After graduating from college and medical school, he worked as a doctor in California, an occupation that he likened to “an arranged marriage.”  He has published three novels, most notably his 2003 debut The Kite Runner. His three novels all are at least partially set in Afghanistan, and feature an Afghan as the protagonist.  Besides his medical career and his writing, Hosseini has also served as UNHCR representative to Afghanistan.

Inscription on the Minaret of Jam, showing the name and titles of Sultan Ghiyath ad-Din Muhammad

The 12th century built Minaret of Jam, Ghor Province, Afghanistan. The minaret, which is over 200 feet tall, was built by members of the Ghurid Dynasty, an Eastern Iranian empire originating in Afghanistan that swept over much Central Asia, Afghanistan, and modern Day Pakistan. Today, the ancient monument is considered by UNESCO to be in imminent danger of collapse.

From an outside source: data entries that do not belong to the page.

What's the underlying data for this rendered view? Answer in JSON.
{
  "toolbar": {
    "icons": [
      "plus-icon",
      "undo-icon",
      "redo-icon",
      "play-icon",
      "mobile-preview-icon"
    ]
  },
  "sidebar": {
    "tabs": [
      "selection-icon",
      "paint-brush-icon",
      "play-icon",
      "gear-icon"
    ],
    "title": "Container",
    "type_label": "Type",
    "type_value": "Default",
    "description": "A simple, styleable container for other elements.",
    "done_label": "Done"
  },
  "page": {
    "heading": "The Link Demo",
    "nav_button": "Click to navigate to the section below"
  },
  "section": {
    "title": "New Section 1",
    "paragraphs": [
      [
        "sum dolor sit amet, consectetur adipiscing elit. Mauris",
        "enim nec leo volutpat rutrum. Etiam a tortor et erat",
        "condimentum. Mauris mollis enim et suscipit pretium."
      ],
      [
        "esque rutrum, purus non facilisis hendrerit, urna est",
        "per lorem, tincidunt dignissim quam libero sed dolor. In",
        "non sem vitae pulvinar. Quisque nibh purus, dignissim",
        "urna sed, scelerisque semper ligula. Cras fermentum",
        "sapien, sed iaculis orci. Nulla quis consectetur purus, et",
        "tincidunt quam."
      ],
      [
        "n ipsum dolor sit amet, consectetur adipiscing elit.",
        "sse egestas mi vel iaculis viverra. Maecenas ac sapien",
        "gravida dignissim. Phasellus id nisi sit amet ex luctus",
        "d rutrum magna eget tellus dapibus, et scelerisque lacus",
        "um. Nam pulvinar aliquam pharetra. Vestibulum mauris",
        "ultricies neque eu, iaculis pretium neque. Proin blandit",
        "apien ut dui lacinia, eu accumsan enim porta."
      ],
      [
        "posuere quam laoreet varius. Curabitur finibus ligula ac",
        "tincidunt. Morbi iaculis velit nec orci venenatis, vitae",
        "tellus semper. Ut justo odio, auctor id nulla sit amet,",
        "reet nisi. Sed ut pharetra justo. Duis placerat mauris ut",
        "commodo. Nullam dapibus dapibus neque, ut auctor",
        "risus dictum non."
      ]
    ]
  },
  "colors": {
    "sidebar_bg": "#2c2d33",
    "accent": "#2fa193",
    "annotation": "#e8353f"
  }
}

Things in modern history we should’ve learned in school, but didn’t:

Things in modern history we should’ve learned, but didn’t:

  • The Troubles, a series of violent conflicts between the Irish and English over who would control Northern Ireland that lasted about 30 years.
  • The UK’s economic slump in 1980-1 that led to riots
  • Margaret Thatcher’s policies led to unemployment and a housing crisis that persists to this day
  • The Falklands War
  • The Iran-Iraq War
  • Canada’s separation from England in 1982
  • Kwangju Massacre in South Korea following an uprising over military leader Commander General Chun Doo-Hwan declaring martial law and seizing control of the country. An estimated 600 people died.
  • Indira Gandhi’s assassination following Operation Blue Star, which lead to damage to the most sacred Sikh shrine and deaths of innocents
  • The Chechen Wars
  • The Rwandan Genocide
  • The Oka Crisis between Canada and the Mohawk nation in 1990
  • Afghanistan falling under Taliban rule in 1996
  • The LA Riots over the acquittal of four police officers by an all-white jury in the Rodney King police brutality case
  • The Somali Civil War

Feel free to add more.


Ruins of the Masjid Sabz in Balkh, Afghanistan 

After Tamerlane’s death in 1405, his empire fell apart with various tribes and warlords competing for dominance. The Black Sheep Turkmen destroyed the western empire in 1410 when they captured Baghdad, but in Persia and TransoxianaShāhrukh was able to secure effective control around the year 1409. His empire controlled the main trade routes between East and West, including the legendary Silk Road, and became immensely wealthy as a result. His wife, Gowhar Shād, funded the construction of many outstanding mosques and schools throughout khorasan